| Exercise prompt |
Number of lines below with the word "screenshot": give it and nothing more.

| Records from a data collection |
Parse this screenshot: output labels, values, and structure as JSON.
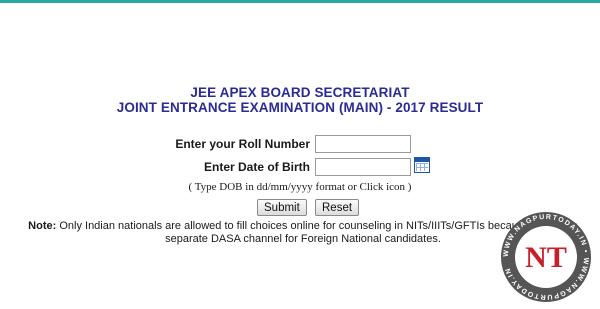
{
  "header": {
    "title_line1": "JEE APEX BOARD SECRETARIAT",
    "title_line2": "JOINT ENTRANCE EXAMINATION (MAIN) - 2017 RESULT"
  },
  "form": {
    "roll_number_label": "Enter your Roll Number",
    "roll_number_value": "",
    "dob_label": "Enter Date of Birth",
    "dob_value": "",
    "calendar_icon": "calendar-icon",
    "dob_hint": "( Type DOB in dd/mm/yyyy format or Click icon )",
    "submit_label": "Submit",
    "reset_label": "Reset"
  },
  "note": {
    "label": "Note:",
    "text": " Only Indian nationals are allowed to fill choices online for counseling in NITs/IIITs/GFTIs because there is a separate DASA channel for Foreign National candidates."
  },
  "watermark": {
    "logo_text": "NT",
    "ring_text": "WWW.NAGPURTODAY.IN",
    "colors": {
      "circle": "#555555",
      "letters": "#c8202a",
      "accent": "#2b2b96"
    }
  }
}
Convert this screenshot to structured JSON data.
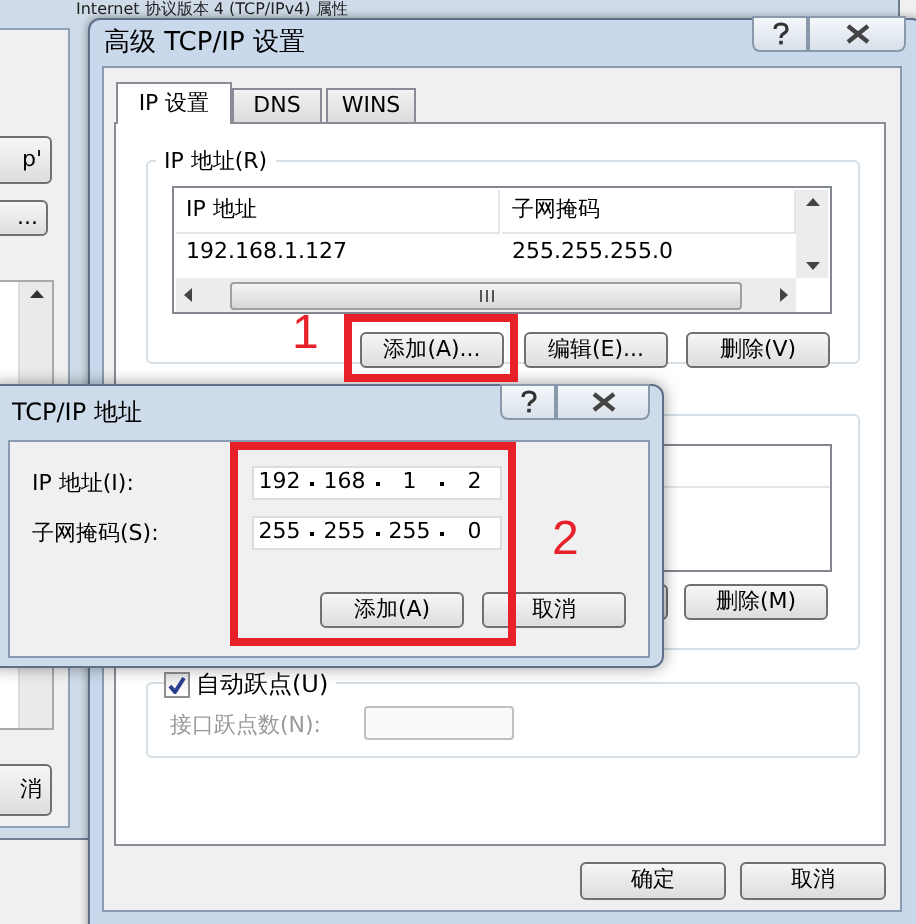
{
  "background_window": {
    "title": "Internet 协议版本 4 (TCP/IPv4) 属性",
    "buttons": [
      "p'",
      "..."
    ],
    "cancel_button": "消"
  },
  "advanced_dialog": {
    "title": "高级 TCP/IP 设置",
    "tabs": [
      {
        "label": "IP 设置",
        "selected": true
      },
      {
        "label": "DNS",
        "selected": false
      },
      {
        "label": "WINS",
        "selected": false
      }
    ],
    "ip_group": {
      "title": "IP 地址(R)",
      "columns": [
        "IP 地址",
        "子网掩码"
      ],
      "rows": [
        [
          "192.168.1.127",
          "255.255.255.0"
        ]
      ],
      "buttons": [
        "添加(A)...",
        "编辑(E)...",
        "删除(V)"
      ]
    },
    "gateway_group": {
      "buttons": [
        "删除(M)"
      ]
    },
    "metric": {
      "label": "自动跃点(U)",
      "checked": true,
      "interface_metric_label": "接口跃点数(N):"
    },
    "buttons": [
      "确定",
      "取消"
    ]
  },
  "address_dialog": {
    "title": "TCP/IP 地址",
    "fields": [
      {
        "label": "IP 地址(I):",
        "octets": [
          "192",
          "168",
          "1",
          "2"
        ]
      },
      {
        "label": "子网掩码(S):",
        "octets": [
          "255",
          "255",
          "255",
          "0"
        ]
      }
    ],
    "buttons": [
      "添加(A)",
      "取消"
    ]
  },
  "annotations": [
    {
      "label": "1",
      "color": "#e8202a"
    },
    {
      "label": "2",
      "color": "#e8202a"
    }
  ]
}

| Task response |
2